Decadents are defined by the progress by which they are surrounded and simultaneously disgusted; Dunsany catches this as succintly as possible in "What We Have Come To", one of his Fifty-One Tales:

When the advertiser saw the cathedral spires over the downs in the distance, he looked at them and wept.

"If only," he said, "this were an advertisement of Beefo, so nice, so nutritious, try it in your soup, ladies like it."

The rest of his Fifty-One Tales all go to reject or diminish progress; from "The Three Tall Sons", where Nature's children — War, Famine, and Plague — sneak up on Man in his Metropolis, to "The Food of Death", where Death goes around eating the various poisonous foodstuffs of the day ("the tinned meats of Chicago", "milk and borax"), to prepare for an outing to the cities of the world. Nature bears no particular goodwill towards Man either; "Nature and Time" ends with Time reminding Nature of the cities he destroyed for her — Babylon, Nineveh, Perspolis, and others — and Nature asking menacingly, "When will the fields come back and the grass for my children?". Seeing the modern age as corrupt and Nature as no refuge counts for more than a little credit as a Decadent, but the real marker lies in Dunsany's depictions of the futility of humanity. In writing of the god of little dreams and fancies, Dunsany mentions, without explanation, that those he does not visit "must endure all night the laughter of the gods, with highest mockery, in Pegana." The gods of Pegana do quite a lot of laughing, generally unexplained; nobody needs an explanation, as the tone of the stories carries though the cause: the shortness and insigificance of a man's life in comparison to the affairs of the gods.
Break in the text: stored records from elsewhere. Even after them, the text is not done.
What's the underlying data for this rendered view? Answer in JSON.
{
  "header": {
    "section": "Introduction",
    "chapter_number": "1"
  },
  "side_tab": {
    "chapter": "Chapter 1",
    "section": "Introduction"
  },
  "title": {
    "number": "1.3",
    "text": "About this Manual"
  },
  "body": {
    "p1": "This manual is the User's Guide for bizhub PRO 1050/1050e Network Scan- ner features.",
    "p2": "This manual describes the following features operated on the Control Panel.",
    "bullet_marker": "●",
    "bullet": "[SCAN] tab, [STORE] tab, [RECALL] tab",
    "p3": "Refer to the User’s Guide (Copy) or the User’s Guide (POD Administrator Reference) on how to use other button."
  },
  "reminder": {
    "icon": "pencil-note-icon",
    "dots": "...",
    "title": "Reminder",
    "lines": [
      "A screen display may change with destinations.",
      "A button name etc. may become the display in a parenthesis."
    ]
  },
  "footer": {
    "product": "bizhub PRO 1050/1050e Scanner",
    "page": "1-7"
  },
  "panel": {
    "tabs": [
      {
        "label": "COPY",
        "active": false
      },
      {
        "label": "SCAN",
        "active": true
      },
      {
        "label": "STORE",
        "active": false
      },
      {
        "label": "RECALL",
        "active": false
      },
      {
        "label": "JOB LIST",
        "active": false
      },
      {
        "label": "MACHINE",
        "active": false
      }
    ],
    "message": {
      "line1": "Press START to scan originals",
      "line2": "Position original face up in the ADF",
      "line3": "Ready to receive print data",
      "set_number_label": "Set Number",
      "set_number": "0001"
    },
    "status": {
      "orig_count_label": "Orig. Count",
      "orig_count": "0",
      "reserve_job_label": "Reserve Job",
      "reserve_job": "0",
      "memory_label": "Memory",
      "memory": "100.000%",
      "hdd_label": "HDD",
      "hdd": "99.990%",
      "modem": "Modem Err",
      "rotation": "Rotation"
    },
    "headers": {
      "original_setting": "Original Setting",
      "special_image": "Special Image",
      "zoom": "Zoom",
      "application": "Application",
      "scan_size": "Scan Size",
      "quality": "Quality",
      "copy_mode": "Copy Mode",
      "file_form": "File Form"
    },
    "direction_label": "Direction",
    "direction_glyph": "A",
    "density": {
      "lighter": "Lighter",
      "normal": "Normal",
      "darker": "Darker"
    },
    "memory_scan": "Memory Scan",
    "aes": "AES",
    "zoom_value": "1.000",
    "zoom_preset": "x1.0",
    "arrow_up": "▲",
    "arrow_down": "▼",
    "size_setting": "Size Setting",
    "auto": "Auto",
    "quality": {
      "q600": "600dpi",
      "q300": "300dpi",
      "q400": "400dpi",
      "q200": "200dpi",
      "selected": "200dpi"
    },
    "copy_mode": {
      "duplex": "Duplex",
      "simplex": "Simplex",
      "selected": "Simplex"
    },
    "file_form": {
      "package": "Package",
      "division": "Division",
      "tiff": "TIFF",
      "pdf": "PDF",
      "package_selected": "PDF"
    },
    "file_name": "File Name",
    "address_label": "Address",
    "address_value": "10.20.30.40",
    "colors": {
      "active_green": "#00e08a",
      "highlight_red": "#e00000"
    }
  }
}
This ultimate point down, mediations on the weaknesses of human nature are unnecessary, though they're included for good measure: the camel drivers tell the tale of the statue in the desert no man has ever reached, a statue of a god who learned why the universe was created and ceased to be jolly; they conclude, "If Hoodrazai [the god] is so very wise and yet is sad, let us drink wine, and banish wisdom to the wastes". Though writing years after the bulk of the Decadents, the same distrust of Nature and Progress, the belief in the insignificance of man unredeemed by his petty nature, comes out in Dunsany's writing, even if in a manner different from that of the iconic Decadents.

The only thing surprising about Dunsany's resonance with the views of the Decadents is his timing — overlap between later Decadents and Symbolists was high because the schools of though are by no means incompatible. Symbolism offers a way of looking at the world, and Decadence supplies a specific range of conclusions. Dunsany and Sime stand out because their collaborations started late and grew not less but more decadent as time passed; the previous examples of distrust of Nature and Progress are drawn from Fifty-One Tales, written in 1915, when, following the war, even Art Nouveau was well on its way out. Despite his later dates and uniquely fantastic approach, he serves as an exemplary model of a Decadent.


Dunsany, Lord. Fifty-One Tales. Project Gutenberg.

Dunsany, Lord. The Gods of Pegana. Project Gutenberg.

Heneage, Simon and Henry Ford. Sidney Sime: Master of the Mysterious. London: Thames and Hudson, 1980.

Last modified 15 May 2008